WASHINGTON — The House on Friday narrowly passed a $3 trillion coronavirus relief package crafted by Democrats that would include another round of stimulus payments of up to $1,200 per person.
President Donald Trump this week declared the Democrats’ proposal “DOA.”
Similar to the first major coronavirus aid package signed into law in late March, the 1,815-page HEROES Act would provide up to $1,200 in payments (or $2,400 for married couples), with an extra $1,200 per dependent up to a maximum of three. The income thresholds are the same as in the earlier CARES Act, with money for people making up to $99,000 and couples up to $198,000. The amount would start to reduce from $1,200 above thresholds of $75,000 and $150,000, respectively.
The bill passed by a vote of 208-199 and now heads to the Senate. One Republican backed the bill, while 14 Democrats voted against it.
To allow access to the payments for immigrants, the measure removes the requirement of a Social Security number from CARES Act and allows people to file tax returns with a taxpayer identification number (or TIN).
The HEROES legislation also includes:
-Nearly $1 trillion in aid to state and local governments
-Extending $600-per-week addition for unemployment benefits through January 2021
-Expanded coronavirus testing, contact tracing and treatment and a requirement for the Trump administration to develop a national testing strategy
-Enhancing tax credits for employers to keep workers on their payrolls
-Support to help renters and homeowners make monthly rent, mortgage and utility payments
-$10 billion for the Supplemental Nutrition Assistance Program, to support anticipated increases in participation for food stamps
-$3.6 billion for grants to states for contingency planning and preparation for elections for federal office
The House on Friday also passed a resolution to temporarily change House rules to allow for proxy voting and remote committee work during the pandemic, an unprecedented shift to how the chamber operates. It passed mostly along party lines.
After the vote Friday night, House Speaker Nancy Pelosi, D-Calif., said she was thrilled with the outcome.

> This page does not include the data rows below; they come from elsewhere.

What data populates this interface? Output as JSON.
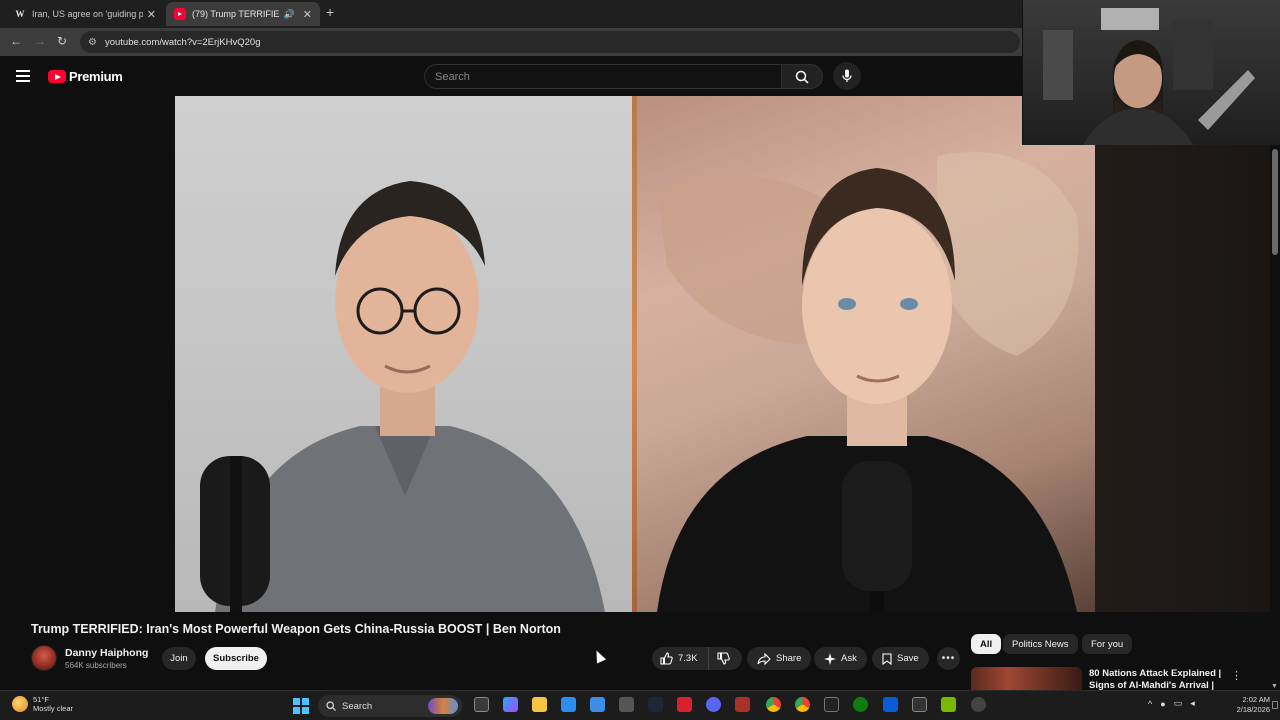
{
  "browser": {
    "tabs": [
      {
        "title": "Iran, US agree on 'guiding prin",
        "favicon": "wikipedia-icon",
        "active": false
      },
      {
        "title": "(79) Trump TERRIFIED: Iran",
        "favicon": "youtube-icon",
        "active": true
      }
    ],
    "url": "youtube.com/watch?v=2ErjKHvQ20g"
  },
  "masthead": {
    "brand": "Premium",
    "search_placeholder": "Search"
  },
  "video": {
    "title": "Trump TERRIFIED: Iran's Most Powerful Weapon Gets China-Russia BOOST | Ben Norton"
  },
  "channel": {
    "name": "Danny Haiphong",
    "subscribers": "564K subscribers",
    "join_label": "Join",
    "subscribe_label": "Subscribe"
  },
  "actions": {
    "likes": "7.3K",
    "share_label": "Share",
    "ask_label": "Ask",
    "save_label": "Save"
  },
  "chips": [
    "All",
    "Politics News",
    "For you"
  ],
  "recommendation": {
    "title": "80 Nations Attack Explained | Signs of Al-Mahdi's Arrival |"
  },
  "taskbar": {
    "weather_temp": "51°F",
    "weather_desc": "Mostly clear",
    "search_label": "Search",
    "time": "2:02 AM",
    "date": "2/18/2026"
  },
  "colors": {
    "youtube_red": "#ff0033",
    "background": "#0f0f0f",
    "windows_accent": "#4cc2ff"
  }
}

“I’m so proud of my members just did something so monumental to the American people. For their health, for their lives, for their livelihood, and for our democracy,” she said. “We couldn’t be more thrilled.”
Pelosi put pressure on her members Thursday night after some progressives and moderates expressed concern, telling lawmakers: “If you vote against this and all this funding for your state, then you have to go home and defend it. And if you can defend that no vote, then you’re a better politician than me.”
Rep. Alexandria Ocasio-Cortez voted yes on the Heroes Act on Friday, though she said she struggled with the decision all day and has a number of issues with it.
She was optimistic about negotiations going forward, however.
“I think that there’s actual room for expansion in the Senate negotiation, not just contraction,” the lawmaker said. “And honestly, some of the things that Republicans don’t like I don’t like either. So I think that there’s even more room there. So we’ll see where it goes but you know this isn’t a final passage vote. It’s a first step vote.”
Ahead of the vote, Minority Leader Kevin McCarthy took to the House floor to criticize the bill.
“I listened to what Speaker Pelosi told your conference — to go big. Instead of going big, it seems you went crazy. This is a political messaging bill that has no chance at becoming law,” McCarthy said.
Trump and top administration officials have recently made clear that they aren’t interested in negotiating another aid package yet and that they should hit the pause button on approving more funding.
Senate Majority Leader Mitch McConnell, R-Ky., has echoed that argument, though he suggested in an interview on Fox News Thursday night that he’s open to another round of negotiations.
McConnell, however, has slammed the House Democrats’ proposal as just a measure containing a wish list of Democratic priorities that he has said are unrelated to the current crisis.
“I think we all believe that another bill probably is going to be necessary,” he said. “But I’m not prepared today to put a precise date on when that will be.”